A: Kalau nak tahu ,gali sendiri

(The fact is the consequence and the


information the cause of its discovery)
Fact : the object discovered, the place
the object the is found and the
knowledge of the A as to this.

Discovery
Wong Nam Loi v PP
-

Pointed to refrigerator stated that if


there was anything illegal it was in the
fridge.
Considered as info

Received from Accused in custody:


The information must have been received from
a person accused of an offence.
In other words, the accused himself gave the
information

The thing discovered must have the


characteristic of being hidden: in a place of
concealment even if it may be accessible to
others and could be discovered with difficulty
w/o the information: PP v Mohd Farid
*If police have prior knowledge of the thing
discovered /fact the section will not apply.
PP v Liew Sam Seong
Must be discovery and not recovery

*recovery cannot be admitted, only discovery.

Voluntariness is not a prerequisite to admit.


PP v Hashim Hanafi
-

Where the police knows the object is


hidden in a particular location but not
the exact place the information can fall
within s.27.
If A makes more than 1 statement only
the first will be admissible as a GR

Cf: Md Desa
s.27 is subject to s.24.

Goi Ching Ang v. PP


s.27 is not subject to s.24 , voluntariness is not
a prerequisite but court may at its discretion
exclude on grounds of unfairness / prejudice.

Information must relate to discovery


Under s.27 only those parts of the statement
which relates to the discovery admissible.

Francis Antonysamy v. PP
Krishna Rao Gurumurthi v. PP

S. 27 cannot be used as a back door to admit

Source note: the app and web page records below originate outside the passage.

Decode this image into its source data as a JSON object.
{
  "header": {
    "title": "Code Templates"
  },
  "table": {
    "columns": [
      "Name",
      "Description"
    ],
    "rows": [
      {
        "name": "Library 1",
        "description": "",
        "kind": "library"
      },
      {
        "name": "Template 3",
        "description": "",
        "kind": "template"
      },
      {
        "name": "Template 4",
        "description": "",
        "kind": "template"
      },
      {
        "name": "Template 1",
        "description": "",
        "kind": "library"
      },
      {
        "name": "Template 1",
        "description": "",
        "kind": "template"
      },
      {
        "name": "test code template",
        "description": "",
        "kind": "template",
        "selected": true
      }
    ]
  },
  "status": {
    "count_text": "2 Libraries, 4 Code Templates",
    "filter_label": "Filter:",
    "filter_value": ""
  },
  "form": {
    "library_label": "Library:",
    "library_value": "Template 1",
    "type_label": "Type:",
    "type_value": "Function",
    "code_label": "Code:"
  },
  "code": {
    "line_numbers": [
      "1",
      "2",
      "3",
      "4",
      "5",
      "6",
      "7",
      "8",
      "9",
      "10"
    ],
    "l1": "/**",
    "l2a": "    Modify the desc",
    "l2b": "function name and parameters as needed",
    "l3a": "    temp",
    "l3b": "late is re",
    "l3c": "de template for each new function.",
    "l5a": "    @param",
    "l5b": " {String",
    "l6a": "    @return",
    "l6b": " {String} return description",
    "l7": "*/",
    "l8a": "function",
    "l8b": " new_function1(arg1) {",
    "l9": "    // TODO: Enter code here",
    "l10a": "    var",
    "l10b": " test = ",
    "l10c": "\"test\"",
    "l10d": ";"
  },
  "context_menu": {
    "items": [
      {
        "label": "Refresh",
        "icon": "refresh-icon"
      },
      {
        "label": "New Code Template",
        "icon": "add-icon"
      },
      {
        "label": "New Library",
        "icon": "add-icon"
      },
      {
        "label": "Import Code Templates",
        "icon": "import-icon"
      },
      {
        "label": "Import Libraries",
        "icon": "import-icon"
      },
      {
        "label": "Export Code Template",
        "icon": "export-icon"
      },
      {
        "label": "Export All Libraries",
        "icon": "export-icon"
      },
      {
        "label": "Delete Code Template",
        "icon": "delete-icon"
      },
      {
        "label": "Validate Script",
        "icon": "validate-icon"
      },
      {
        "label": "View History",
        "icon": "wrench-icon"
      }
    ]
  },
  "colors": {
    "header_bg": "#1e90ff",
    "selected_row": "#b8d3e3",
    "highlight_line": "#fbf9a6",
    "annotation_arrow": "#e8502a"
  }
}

inadmissible confessions.
Those parts of the statement which do not
relate to the discovery must be severed.

Pulukuri Kottaya v Emperor

*It is desirable that the information be


recorded in writing contemporaneous to the
making of the statement. Can also be recorded
after discovery. Should use actual words of the
accused.
Sum Kum Seng V PP

I stabbed S with a spear. I hid the spear in a


yard in my village . I will show you the place.
PP V Hashim Hanafi
Hashim v PP

not mandatory for actual words to be used


although desirable.

I will show you where the iron pipe used in


the murder was thrown away.
s. 30:
Krishna Rao Gurumurthi
saya setuju tunjukkan barang kemas yang
kami ambil dari kedai emas itu.Saya ada
sembunikan dlm satu beg di tempat buang
grenade di Ulu Kinta.

Lim Ah Oh V R
Wai Chan Leong V PP

*s.27 is an exception to s.24 & s.113

Confession for an A can be used against a CoA.


ELEMENTS:
1. A & CO A must be tried jointly for the same
offence.
2. The confession itself must be proved
(voluntariness
&
other
procedural
requirements)
3. Must affect both A & CO A
4.Confession of a CO A by itself w/o other
independent evidence cannot be sufficient to
sustain a conviction. (Bhuboni Sahu V The King)